2.2.5 Unique Features and Scenic Areas

Each of the eleven subwatershed plans details the unique features and scenic areas found within.  Many of these features can be found in the many regional parks and protected areas within the watershed (see Figure 7).  These include the 3,445 acre Carver Park Reserve, about half the 2,670 acre Baker Park Reserve, and all or part of Gale Woods Regional Park, Big Island Regional Park, Lake Minnetonka Regional Park, and Noerenberg Gardens, all managed by the Three Rivers Park District.  Lake Minnewashta Regional Park is managed by Carver County.  Three regional parks are managed by the Minneapolis Park and Recreation Board: Chain of Lakes, Nokomis-Hiawatha, and Minnehaha.  A portion of the watershed is within the Mississippi National River and Recreation Area (MNRAA).  Finally, the DNR manages two Scientific and Natural Areas in the watershed: Wolsfeld Woods and Wood-Rill, both in the Long Lake Creek subwatershed.
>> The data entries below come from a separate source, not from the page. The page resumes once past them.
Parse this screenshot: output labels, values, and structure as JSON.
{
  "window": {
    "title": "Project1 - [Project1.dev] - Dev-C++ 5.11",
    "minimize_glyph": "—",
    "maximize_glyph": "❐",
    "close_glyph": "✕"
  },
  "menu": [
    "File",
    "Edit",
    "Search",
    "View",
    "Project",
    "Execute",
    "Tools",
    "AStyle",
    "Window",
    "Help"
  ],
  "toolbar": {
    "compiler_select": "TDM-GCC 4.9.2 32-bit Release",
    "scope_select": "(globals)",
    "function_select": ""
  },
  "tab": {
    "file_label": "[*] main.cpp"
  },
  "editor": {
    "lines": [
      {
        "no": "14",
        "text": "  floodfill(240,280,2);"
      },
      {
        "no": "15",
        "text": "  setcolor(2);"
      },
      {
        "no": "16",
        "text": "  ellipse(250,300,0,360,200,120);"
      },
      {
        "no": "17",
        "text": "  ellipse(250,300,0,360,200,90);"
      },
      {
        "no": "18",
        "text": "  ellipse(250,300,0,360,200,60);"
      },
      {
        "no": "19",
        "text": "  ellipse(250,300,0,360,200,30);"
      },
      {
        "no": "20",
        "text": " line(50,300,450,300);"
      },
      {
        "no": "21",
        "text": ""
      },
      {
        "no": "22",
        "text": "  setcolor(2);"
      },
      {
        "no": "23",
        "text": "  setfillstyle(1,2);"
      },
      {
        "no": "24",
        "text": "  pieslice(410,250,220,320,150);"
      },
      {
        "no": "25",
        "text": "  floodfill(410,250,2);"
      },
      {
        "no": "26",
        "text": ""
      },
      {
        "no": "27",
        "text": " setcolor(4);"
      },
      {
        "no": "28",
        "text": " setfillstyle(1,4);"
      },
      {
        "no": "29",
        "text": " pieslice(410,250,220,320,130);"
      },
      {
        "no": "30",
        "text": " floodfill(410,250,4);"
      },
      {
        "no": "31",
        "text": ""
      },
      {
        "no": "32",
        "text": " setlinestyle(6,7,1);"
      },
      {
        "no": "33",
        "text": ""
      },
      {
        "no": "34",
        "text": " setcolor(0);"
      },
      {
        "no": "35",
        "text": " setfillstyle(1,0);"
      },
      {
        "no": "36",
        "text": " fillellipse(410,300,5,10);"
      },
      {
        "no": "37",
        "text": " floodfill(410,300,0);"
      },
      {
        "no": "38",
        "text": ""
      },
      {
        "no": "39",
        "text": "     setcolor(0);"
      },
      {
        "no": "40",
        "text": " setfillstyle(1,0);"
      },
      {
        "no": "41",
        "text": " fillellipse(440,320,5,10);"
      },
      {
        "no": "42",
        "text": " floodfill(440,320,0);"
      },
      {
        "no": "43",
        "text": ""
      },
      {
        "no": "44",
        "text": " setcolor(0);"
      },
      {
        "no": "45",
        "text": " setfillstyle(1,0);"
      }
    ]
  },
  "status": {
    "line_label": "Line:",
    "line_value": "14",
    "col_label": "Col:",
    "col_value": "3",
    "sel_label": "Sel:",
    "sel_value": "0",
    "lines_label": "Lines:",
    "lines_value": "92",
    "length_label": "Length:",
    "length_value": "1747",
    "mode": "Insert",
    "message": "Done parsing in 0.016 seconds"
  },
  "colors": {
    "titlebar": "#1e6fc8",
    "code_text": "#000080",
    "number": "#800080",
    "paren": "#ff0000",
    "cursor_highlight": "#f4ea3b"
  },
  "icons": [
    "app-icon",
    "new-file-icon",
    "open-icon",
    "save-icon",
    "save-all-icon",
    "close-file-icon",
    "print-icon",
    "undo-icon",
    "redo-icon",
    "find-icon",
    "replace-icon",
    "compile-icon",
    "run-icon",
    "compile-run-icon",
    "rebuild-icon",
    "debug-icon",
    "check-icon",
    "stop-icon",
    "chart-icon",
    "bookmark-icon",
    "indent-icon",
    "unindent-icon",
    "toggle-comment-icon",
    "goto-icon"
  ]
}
Minnehaha Falls is an internationally known and recognized feature within this watershed.  Located upstream of the confluence of Minnehaha Creek with the Mississippi River, the 53 foot Falls is formed by erosion of the soft St. Peter sandstone underlying harder Platteville limestone. 

The Mississippi River Gorge contains numerous unique and scenic features, including springs and seeps.  The most notable of these is Camp Coldwater Spring, thought to be at least 10,000 years old and the largest limestone spring in the Twin Cities Metro Area.  It is a site rich in Native American history, and the location of a military encampment founded in 1820 that preceded the construction of Fort Snelling.